Ludmila Baleevskikh, a senior lawyer of Muranov, Chernyakov & Partners, discusses the problems of Russian legislation on public-private partnerships.

Ludmila Baleevskikh
senior lawyer

Muranov, Chernyakov & Partners
+7 495 783-74-50

In recent years, the usage of public-private partnerships has significantly increased. This growth, however, is restricted by the underdevelopment of the legislative framework in the field of PPPs. In particular, there are the following problems:

  • The current legislation doesn’t fully reflect all the specifics of PPPs;
  • There are no legal acts specifically on PPPs;
  • Areas and fields where PPPs can be used are not specified by the law;
  • The law is silent on the powers of public authorities in the PPP context;
  • The legislation does not provide sufficient detail on contractual relationships in the PPP projects;

These problems cause serious risks for PPP projects:

  • The risk of re-qualification of a PPP agreement, which is not a concession, into the concession agreement subject to the Federal Law "On Concession Agreements". The law on concession has several drawbacks. Namely, it substantially restricts the usage of collateral as a form of security by the concessionaire to the lenders; it restricts the arbitrability of disputes in international commercial arbitration;

 

  • There are risks arising from the fact that any financial obligation of a public body is valid only if this expenditure is included in the budget of that public organisation. At the same time, state and municipal budgets are drafted for much shorter periods than the lifespan of PPPs projects;
  • Risks associated with land. Difficulties arise due to the fact that a PPP project often needs land from many different owners: the Russian Federation, the Subject of the Federation, the municipality;
  • Risks associated with the absence of specific partner selection procedures for PPP projects;
  • The Budget Code of the Russian Federation does not provide a special form of appropriations that are suitable for the financing of state obligations under PPP projects;
  • Risks associated with the future obligation of a party to a PPP project to hand over ownership over property to the other party. Such future obligations can be unenforceable in Russia;
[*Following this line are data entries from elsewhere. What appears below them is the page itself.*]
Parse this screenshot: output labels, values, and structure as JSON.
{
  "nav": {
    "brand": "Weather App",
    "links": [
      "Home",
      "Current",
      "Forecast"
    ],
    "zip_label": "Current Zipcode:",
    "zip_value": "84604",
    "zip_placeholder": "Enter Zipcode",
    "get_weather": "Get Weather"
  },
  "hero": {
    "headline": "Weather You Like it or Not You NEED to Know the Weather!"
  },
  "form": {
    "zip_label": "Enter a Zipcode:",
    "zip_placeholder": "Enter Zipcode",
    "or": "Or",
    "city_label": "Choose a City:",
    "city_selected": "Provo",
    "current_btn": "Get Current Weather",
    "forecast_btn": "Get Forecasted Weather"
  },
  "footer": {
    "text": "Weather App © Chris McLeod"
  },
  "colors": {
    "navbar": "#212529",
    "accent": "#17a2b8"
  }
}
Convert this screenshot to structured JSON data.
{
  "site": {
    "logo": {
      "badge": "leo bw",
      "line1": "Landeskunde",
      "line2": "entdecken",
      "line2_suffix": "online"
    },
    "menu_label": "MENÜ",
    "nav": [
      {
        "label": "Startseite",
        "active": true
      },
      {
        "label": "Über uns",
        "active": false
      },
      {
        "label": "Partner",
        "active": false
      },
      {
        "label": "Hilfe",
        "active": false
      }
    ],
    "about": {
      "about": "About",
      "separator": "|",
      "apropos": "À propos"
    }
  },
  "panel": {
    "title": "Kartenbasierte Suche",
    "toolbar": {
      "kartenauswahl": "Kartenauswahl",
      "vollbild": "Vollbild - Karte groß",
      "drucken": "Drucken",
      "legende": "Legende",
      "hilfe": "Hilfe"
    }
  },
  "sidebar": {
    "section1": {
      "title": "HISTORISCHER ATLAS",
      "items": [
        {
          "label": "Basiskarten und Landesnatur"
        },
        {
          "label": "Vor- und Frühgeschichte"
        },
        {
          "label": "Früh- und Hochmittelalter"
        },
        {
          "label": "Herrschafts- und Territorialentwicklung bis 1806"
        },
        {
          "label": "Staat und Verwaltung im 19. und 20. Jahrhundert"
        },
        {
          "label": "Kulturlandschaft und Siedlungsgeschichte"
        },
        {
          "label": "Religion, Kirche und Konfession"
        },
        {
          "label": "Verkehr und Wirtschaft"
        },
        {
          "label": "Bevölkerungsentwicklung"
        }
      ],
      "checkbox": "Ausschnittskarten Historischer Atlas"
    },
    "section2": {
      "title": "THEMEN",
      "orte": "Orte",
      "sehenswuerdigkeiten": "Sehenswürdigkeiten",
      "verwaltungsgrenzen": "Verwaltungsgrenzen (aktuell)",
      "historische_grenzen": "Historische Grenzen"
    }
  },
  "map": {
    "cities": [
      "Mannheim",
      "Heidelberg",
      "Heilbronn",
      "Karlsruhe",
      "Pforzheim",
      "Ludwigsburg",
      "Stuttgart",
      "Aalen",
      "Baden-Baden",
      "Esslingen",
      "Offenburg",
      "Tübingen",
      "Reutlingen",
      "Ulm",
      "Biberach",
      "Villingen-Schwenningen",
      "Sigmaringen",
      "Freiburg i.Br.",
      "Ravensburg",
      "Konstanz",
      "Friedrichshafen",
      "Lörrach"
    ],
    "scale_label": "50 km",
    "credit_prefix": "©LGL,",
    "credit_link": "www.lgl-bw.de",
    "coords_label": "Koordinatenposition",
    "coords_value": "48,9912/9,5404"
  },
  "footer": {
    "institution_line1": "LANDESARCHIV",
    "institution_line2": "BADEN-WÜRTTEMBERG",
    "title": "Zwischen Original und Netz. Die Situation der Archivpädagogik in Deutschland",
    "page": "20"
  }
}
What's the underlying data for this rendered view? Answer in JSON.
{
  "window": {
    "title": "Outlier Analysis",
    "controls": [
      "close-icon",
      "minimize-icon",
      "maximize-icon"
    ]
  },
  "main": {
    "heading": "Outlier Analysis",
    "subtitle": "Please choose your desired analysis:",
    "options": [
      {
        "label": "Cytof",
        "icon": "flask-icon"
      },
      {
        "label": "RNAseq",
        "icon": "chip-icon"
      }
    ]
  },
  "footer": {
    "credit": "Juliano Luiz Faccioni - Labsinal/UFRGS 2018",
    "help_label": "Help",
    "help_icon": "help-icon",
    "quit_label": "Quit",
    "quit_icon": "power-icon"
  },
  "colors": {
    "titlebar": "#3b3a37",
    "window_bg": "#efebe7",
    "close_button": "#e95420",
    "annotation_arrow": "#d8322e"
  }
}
The above-mentioned risks can be reduced by creating a well-functioning legal system for public-private partnership at the federal and regional levels.

Given the interest of the govern